Records shown ▸
----------------
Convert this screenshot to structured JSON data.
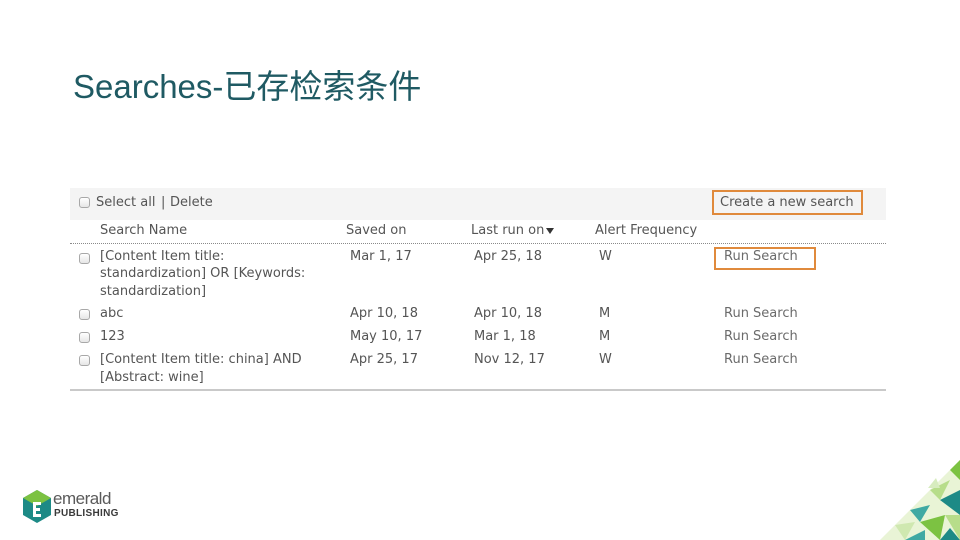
{
  "slide": {
    "title": "Searches-已存检索条件"
  },
  "toolbar": {
    "select_all": "Select all",
    "separator": "|",
    "delete": "Delete",
    "create_new_search": "Create a new search"
  },
  "columns": {
    "search_name": "Search Name",
    "saved_on": "Saved on",
    "last_run_on": "Last run on",
    "alert_frequency": "Alert Frequency"
  },
  "rows": [
    {
      "name_lines": [
        "[Content Item title:",
        "standardization] OR [Keywords:",
        "standardization]"
      ],
      "saved_on": "Mar 1, 17",
      "last_run_on": "Apr 25, 18",
      "alert": "W",
      "action": "Run Search"
    },
    {
      "name_lines": [
        "abc"
      ],
      "saved_on": "Apr 10, 18",
      "last_run_on": "Apr 10, 18",
      "alert": "M",
      "action": "Run Search"
    },
    {
      "name_lines": [
        "123"
      ],
      "saved_on": "May 10, 17",
      "last_run_on": "Mar 1, 18",
      "alert": "M",
      "action": "Run Search"
    },
    {
      "name_lines": [
        "[Content Item title: china] AND",
        "[Abstract: wine]"
      ],
      "saved_on": "Apr 25, 17",
      "last_run_on": "Nov 12, 17",
      "alert": "W",
      "action": "Run Search"
    }
  ],
  "logo": {
    "line1": "emerald",
    "line2": "PUBLISHING"
  },
  "colors": {
    "title": "#1f5a63",
    "highlight": "#e08a3c",
    "logo_teal": "#1d8a86",
    "logo_green": "#7cc242"
  }
}
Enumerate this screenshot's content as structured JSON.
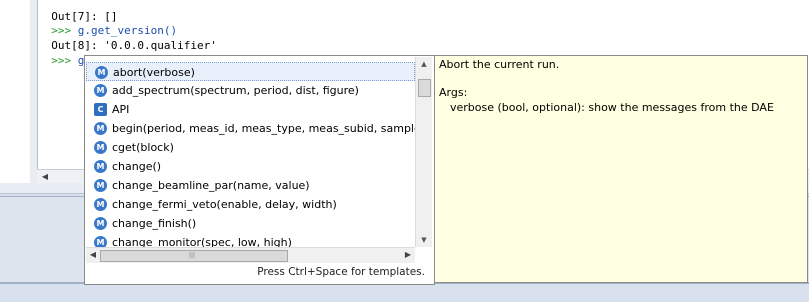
{
  "console": {
    "lines": [
      {
        "prompt": "",
        "text": "Out[7]: []",
        "kind": "out"
      },
      {
        "prompt": ">>> ",
        "text": "g.get_version()",
        "kind": "in"
      },
      {
        "prompt": "",
        "text": "Out[8]: '0.0.0.qualifier'",
        "kind": "out"
      },
      {
        "prompt": ">>> ",
        "text": "g.",
        "kind": "in"
      }
    ]
  },
  "completion": {
    "items": [
      {
        "icon": "M",
        "label": "abort(verbose)",
        "selected": true
      },
      {
        "icon": "M",
        "label": "add_spectrum(spectrum, period, dist, figure)"
      },
      {
        "icon": "C",
        "label": "API"
      },
      {
        "icon": "M",
        "label": "begin(period, meas_id, meas_type, meas_subid, sample_id"
      },
      {
        "icon": "M",
        "label": "cget(block)"
      },
      {
        "icon": "M",
        "label": "change()"
      },
      {
        "icon": "M",
        "label": "change_beamline_par(name, value)"
      },
      {
        "icon": "M",
        "label": "change_fermi_veto(enable, delay, width)"
      },
      {
        "icon": "M",
        "label": "change_finish()"
      },
      {
        "icon": "M",
        "label": "change_monitor(spec, low, high)"
      }
    ],
    "footer": "Press Ctrl+Space for templates."
  },
  "doc": {
    "summary": "Abort the current run.",
    "args_heading": "Args:",
    "args_line": "verbose (bool, optional): show the messages from the DAE"
  },
  "colors": {
    "prompt": "#2e9e2e",
    "code": "#1d4fb3",
    "doc_bg": "#ffffe1",
    "method_icon": "#3a78c9"
  }
}
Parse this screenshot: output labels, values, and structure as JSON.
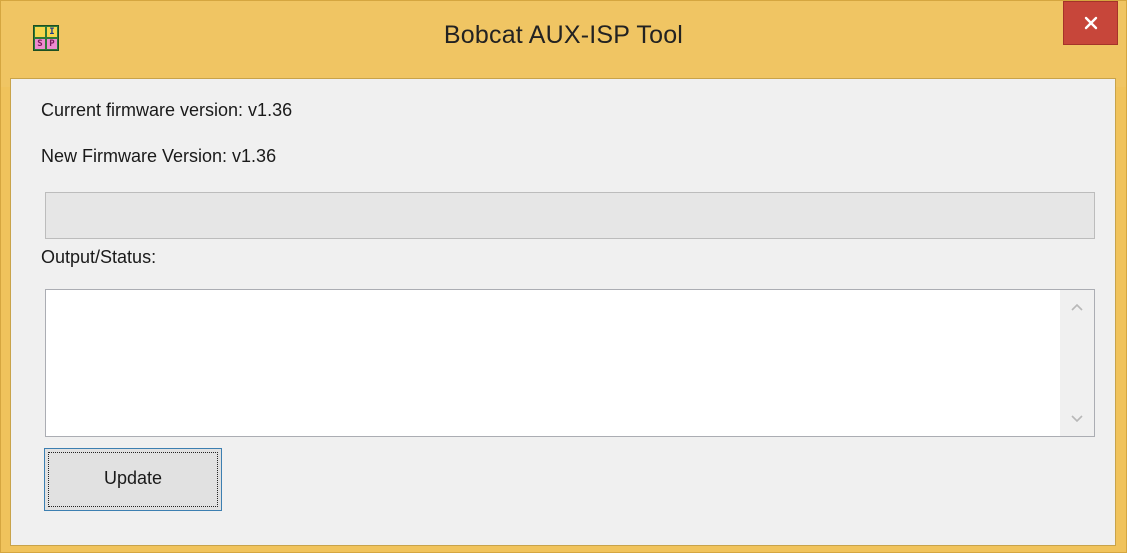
{
  "window": {
    "title": "Bobcat AUX-ISP Tool",
    "icon": "app-isp-icon",
    "icon_letters": [
      "I",
      "S",
      "P"
    ],
    "close_icon": "close-icon",
    "frame_color": "#f0c563",
    "close_color": "#c7463a"
  },
  "main": {
    "current_firmware_label": "Current firmware version: v1.36",
    "new_firmware_label": "New Firmware Version: v1.36",
    "progress": {
      "value_percent": 0
    },
    "output_label": "Output/Status:",
    "output_text": "",
    "update_button_label": "Update"
  }
}
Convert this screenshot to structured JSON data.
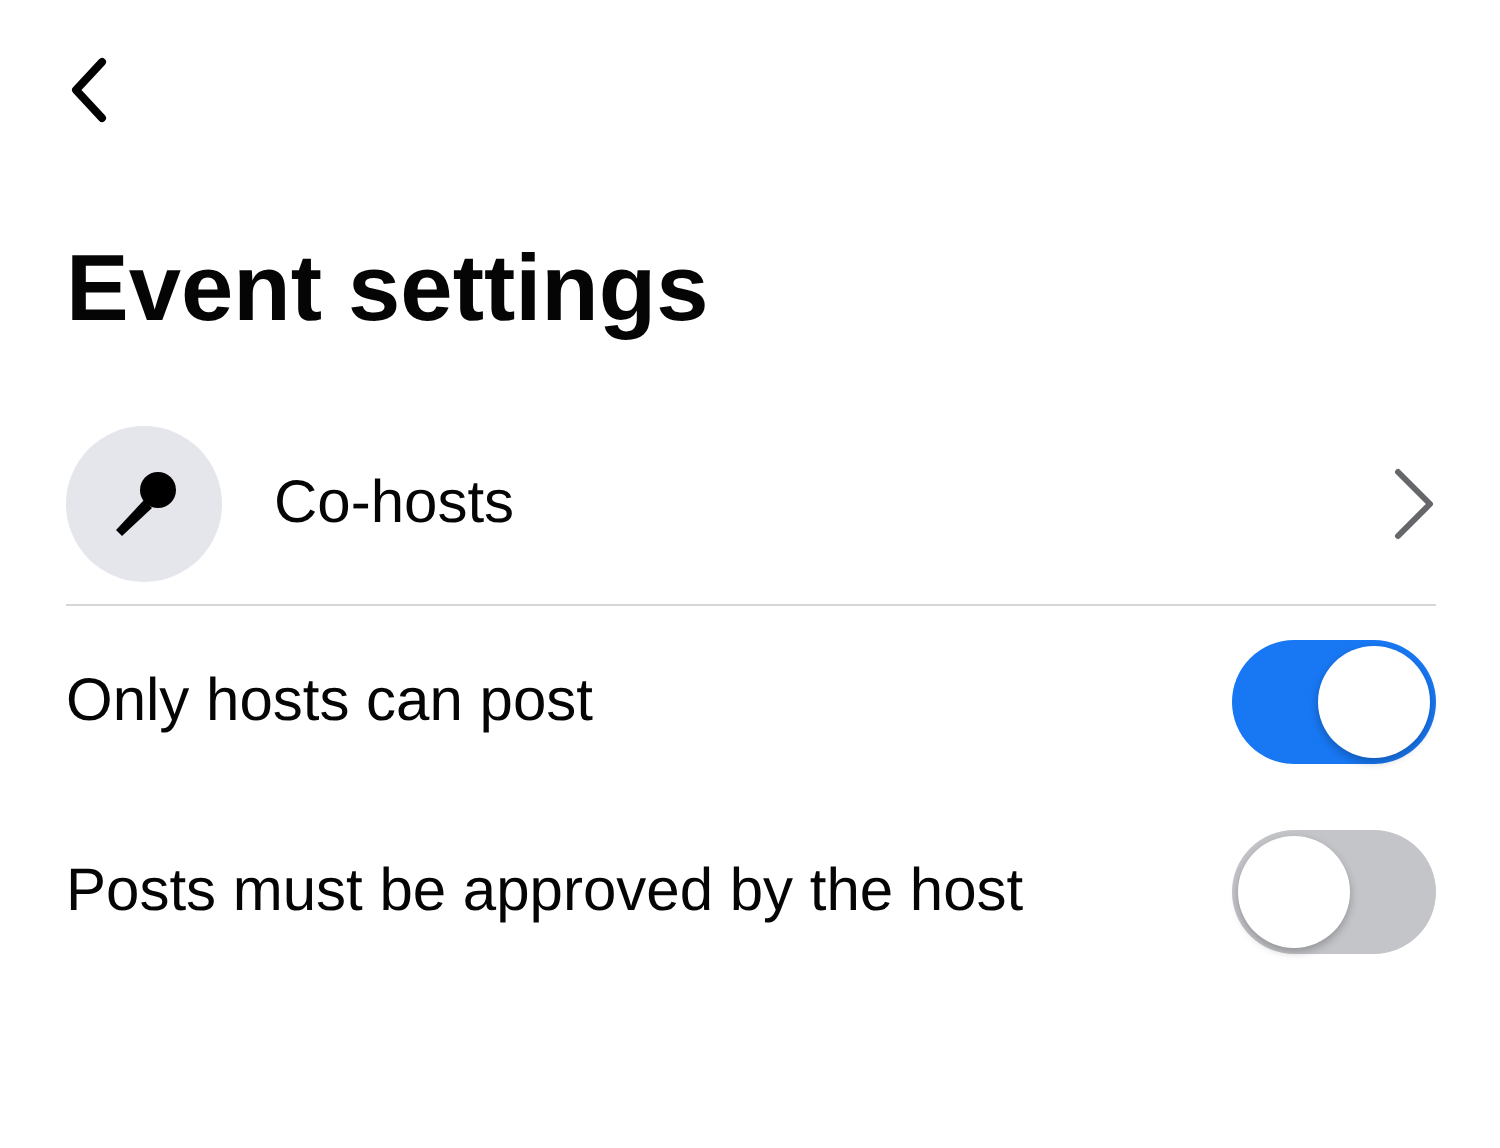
{
  "header": {
    "title": "Event settings"
  },
  "link_row": {
    "label": "Co-hosts"
  },
  "toggles": [
    {
      "label": "Only hosts can post",
      "on": true
    },
    {
      "label": "Posts must be approved by the host",
      "on": false
    }
  ]
}
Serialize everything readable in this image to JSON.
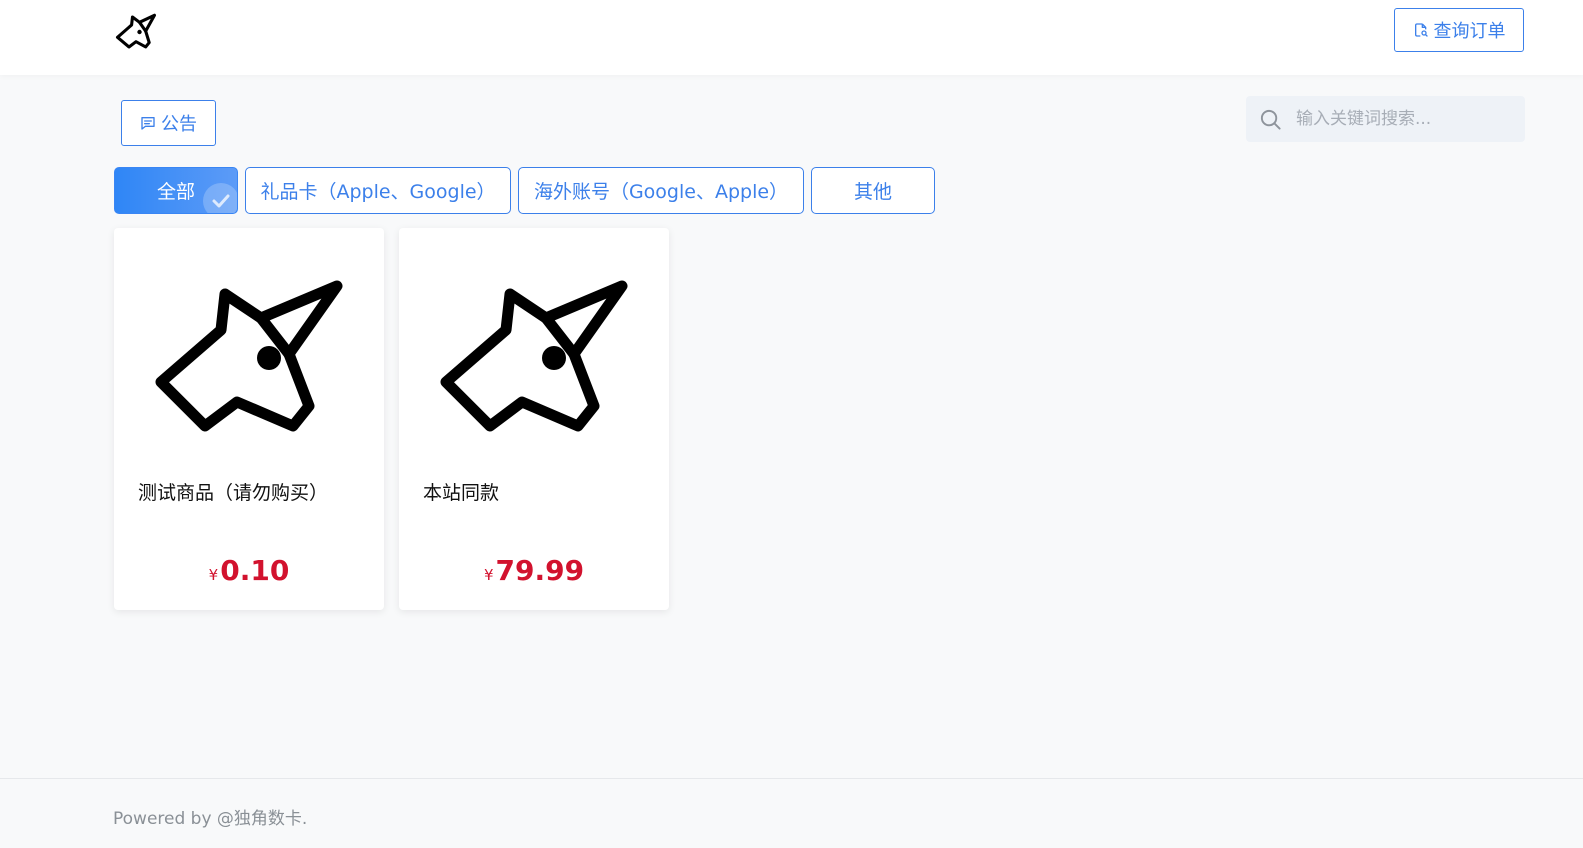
{
  "header": {
    "logo_icon": "unicorn-logo-icon",
    "order_button": {
      "icon": "document-search-icon",
      "label": "查询订单"
    }
  },
  "toolbar": {
    "notice_button": {
      "icon": "message-square-icon",
      "label": "公告"
    },
    "search": {
      "icon": "search-icon",
      "placeholder": "输入关键词搜索..."
    }
  },
  "categories": [
    {
      "label": "全部",
      "active": true
    },
    {
      "label": "礼品卡（Apple、Google）",
      "active": false
    },
    {
      "label": "海外账号（Google、Apple）",
      "active": false
    },
    {
      "label": "其他",
      "active": false
    }
  ],
  "products": [
    {
      "name": "测试商品（请勿购买）",
      "currency": "¥",
      "price": "0.10",
      "image_icon": "unicorn-icon"
    },
    {
      "name": "本站同款",
      "currency": "¥",
      "price": "79.99",
      "image_icon": "unicorn-icon"
    }
  ],
  "footer": {
    "text": "Powered by @独角数卡."
  },
  "colors": {
    "accent": "#3c80ea",
    "price": "#d2122e",
    "background": "#f8f9fa"
  }
}
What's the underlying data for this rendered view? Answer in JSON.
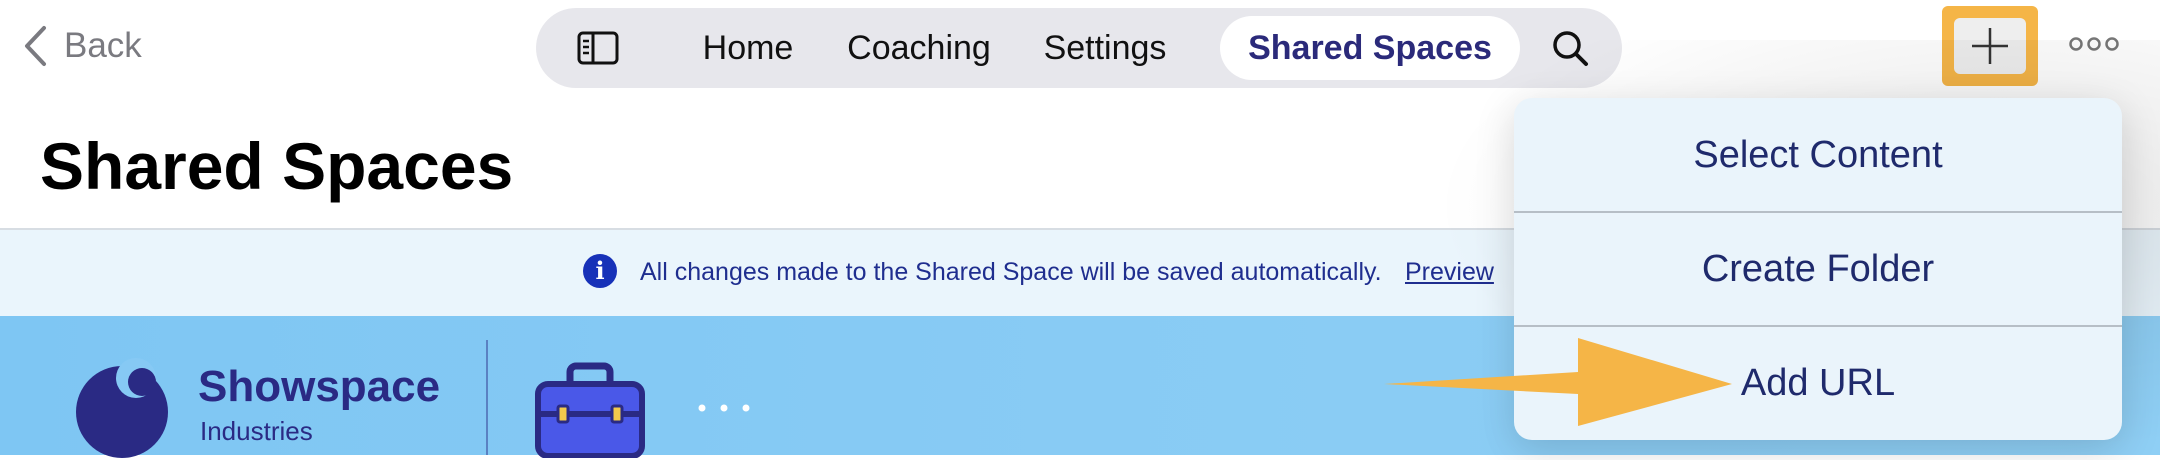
{
  "topbar": {
    "back_label": "Back",
    "nav": {
      "tabs": [
        {
          "label": "Home"
        },
        {
          "label": "Coaching"
        },
        {
          "label": "Settings"
        },
        {
          "label": "Shared Spaces",
          "active": true
        }
      ],
      "icons": [
        "sidebar-toggle-icon",
        "search-icon"
      ]
    },
    "actions": {
      "add_icon": "plus-icon",
      "more_icon": "more-icon",
      "highlight_color": "#F5B547"
    }
  },
  "page": {
    "title": "Shared Spaces"
  },
  "banner": {
    "icon": "i",
    "message": "All changes made to the Shared Space will be saved automatically.",
    "link": "Preview"
  },
  "hero": {
    "brand_name": "Showspace",
    "brand_sub": "Industries",
    "icons": [
      "briefcase-icon",
      "ellipsis-icon"
    ],
    "colors": {
      "background": "#86C9F4",
      "brand": "#2A2A84",
      "briefcase": "#4A58E8"
    }
  },
  "menu": {
    "items": [
      {
        "label": "Select Content"
      },
      {
        "label": "Create Folder"
      },
      {
        "label": "Add URL"
      }
    ]
  },
  "annotation": {
    "arrow_color": "#F5B547"
  }
}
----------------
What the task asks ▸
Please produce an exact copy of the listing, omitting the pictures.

Answer ▸
Convert this screenshot to structured JSON data.
{
  "slide": {
    "title": "Searches-已存检索条件"
  },
  "toolbar": {
    "select_all": "Select all",
    "separator": "|",
    "delete": "Delete",
    "create_new_search": "Create a new search"
  },
  "columns": {
    "search_name": "Search Name",
    "saved_on": "Saved on",
    "last_run_on": "Last run on",
    "alert_frequency": "Alert Frequency"
  },
  "rows": [
    {
      "name_lines": [
        "[Content Item title:",
        "standardization] OR [Keywords:",
        "standardization]"
      ],
      "saved_on": "Mar 1, 17",
      "last_run_on": "Apr 25, 18",
      "alert": "W",
      "action": "Run Search"
    },
    {
      "name_lines": [
        "abc"
      ],
      "saved_on": "Apr 10, 18",
      "last_run_on": "Apr 10, 18",
      "alert": "M",
      "action": "Run Search"
    },
    {
      "name_lines": [
        "123"
      ],
      "saved_on": "May 10, 17",
      "last_run_on": "Mar 1, 18",
      "alert": "M",
      "action": "Run Search"
    },
    {
      "name_lines": [
        "[Content Item title: china] AND",
        "[Abstract: wine]"
      ],
      "saved_on": "Apr 25, 17",
      "last_run_on": "Nov 12, 17",
      "alert": "W",
      "action": "Run Search"
    }
  ],
  "logo": {
    "line1": "emerald",
    "line2": "PUBLISHING"
  },
  "colors": {
    "title": "#1f5a63",
    "highlight": "#e08a3c",
    "logo_teal": "#1d8a86",
    "logo_green": "#7cc242"
  }
}
Enumerate this screenshot's content as structured JSON.
{
  "console": {
    "lines": [
      {
        "prompt": "",
        "text": "Out[7]: []",
        "kind": "out"
      },
      {
        "prompt": ">>> ",
        "text": "g.get_version()",
        "kind": "in"
      },
      {
        "prompt": "",
        "text": "Out[8]: '0.0.0.qualifier'",
        "kind": "out"
      },
      {
        "prompt": ">>> ",
        "text": "g.",
        "kind": "in"
      }
    ]
  },
  "completion": {
    "items": [
      {
        "icon": "M",
        "label": "abort(verbose)",
        "selected": true
      },
      {
        "icon": "M",
        "label": "add_spectrum(spectrum, period, dist, figure)"
      },
      {
        "icon": "C",
        "label": "API"
      },
      {
        "icon": "M",
        "label": "begin(period, meas_id, meas_type, meas_subid, sample_id"
      },
      {
        "icon": "M",
        "label": "cget(block)"
      },
      {
        "icon": "M",
        "label": "change()"
      },
      {
        "icon": "M",
        "label": "change_beamline_par(name, value)"
      },
      {
        "icon": "M",
        "label": "change_fermi_veto(enable, delay, width)"
      },
      {
        "icon": "M",
        "label": "change_finish()"
      },
      {
        "icon": "M",
        "label": "change_monitor(spec, low, high)"
      }
    ],
    "footer": "Press Ctrl+Space for templates."
  },
  "doc": {
    "summary": "Abort the current run.",
    "args_heading": "Args:",
    "args_line": "verbose (bool, optional): show the messages from the DAE"
  },
  "colors": {
    "prompt": "#2e9e2e",
    "code": "#1d4fb3",
    "doc_bg": "#ffffe1",
    "method_icon": "#3a78c9"
  }
}
Parse this screenshot: output labels, values, and structure as JSON.
{
  "window": {
    "title": "Bobcat AUX-ISP Tool",
    "icon": "app-isp-icon",
    "icon_letters": [
      "I",
      "S",
      "P"
    ],
    "close_icon": "close-icon",
    "frame_color": "#f0c563",
    "close_color": "#c7463a"
  },
  "main": {
    "current_firmware_label": "Current firmware version: v1.36",
    "new_firmware_label": "New Firmware Version: v1.36",
    "progress": {
      "value_percent": 0
    },
    "output_label": "Output/Status:",
    "output_text": "",
    "update_button_label": "Update"
  }
}
Convert this screenshot to structured JSON data.
{
  "header": {
    "title": "Event settings"
  },
  "link_row": {
    "label": "Co-hosts"
  },
  "toggles": [
    {
      "label": "Only hosts can post",
      "on": true
    },
    {
      "label": "Posts must be approved by the host",
      "on": false
    }
  ]
}
Serialize everything readable in this image to JSON.
{
  "header": {
    "logo_icon": "unicorn-logo-icon",
    "order_button": {
      "icon": "document-search-icon",
      "label": "查询订单"
    }
  },
  "toolbar": {
    "notice_button": {
      "icon": "message-square-icon",
      "label": "公告"
    },
    "search": {
      "icon": "search-icon",
      "placeholder": "输入关键词搜索..."
    }
  },
  "categories": [
    {
      "label": "全部",
      "active": true
    },
    {
      "label": "礼品卡（Apple、Google）",
      "active": false
    },
    {
      "label": "海外账号（Google、Apple）",
      "active": false
    },
    {
      "label": "其他",
      "active": false
    }
  ],
  "products": [
    {
      "name": "测试商品（请勿购买）",
      "currency": "¥",
      "price": "0.10",
      "image_icon": "unicorn-icon"
    },
    {
      "name": "本站同款",
      "currency": "¥",
      "price": "79.99",
      "image_icon": "unicorn-icon"
    }
  ],
  "footer": {
    "text": "Powered by @独角数卡."
  },
  "colors": {
    "accent": "#3c80ea",
    "price": "#d2122e",
    "background": "#f8f9fa"
  }
}
What's the underlying data for this rendered view? Answer in JSON.
{
  "topbar": {
    "back_label": "Back",
    "nav": {
      "tabs": [
        {
          "label": "Home"
        },
        {
          "label": "Coaching"
        },
        {
          "label": "Settings"
        },
        {
          "label": "Shared Spaces",
          "active": true
        }
      ],
      "icons": [
        "sidebar-toggle-icon",
        "search-icon"
      ]
    },
    "actions": {
      "add_icon": "plus-icon",
      "more_icon": "more-icon",
      "highlight_color": "#F5B547"
    }
  },
  "page": {
    "title": "Shared Spaces"
  },
  "banner": {
    "icon": "i",
    "message": "All changes made to the Shared Space will be saved automatically.",
    "link": "Preview"
  },
  "hero": {
    "brand_name": "Showspace",
    "brand_sub": "Industries",
    "icons": [
      "briefcase-icon",
      "ellipsis-icon"
    ],
    "colors": {
      "background": "#86C9F4",
      "brand": "#2A2A84",
      "briefcase": "#4A58E8"
    }
  },
  "menu": {
    "items": [
      {
        "label": "Select Content"
      },
      {
        "label": "Create Folder"
      },
      {
        "label": "Add URL"
      }
    ]
  },
  "annotation": {
    "arrow_color": "#F5B547"
  }
}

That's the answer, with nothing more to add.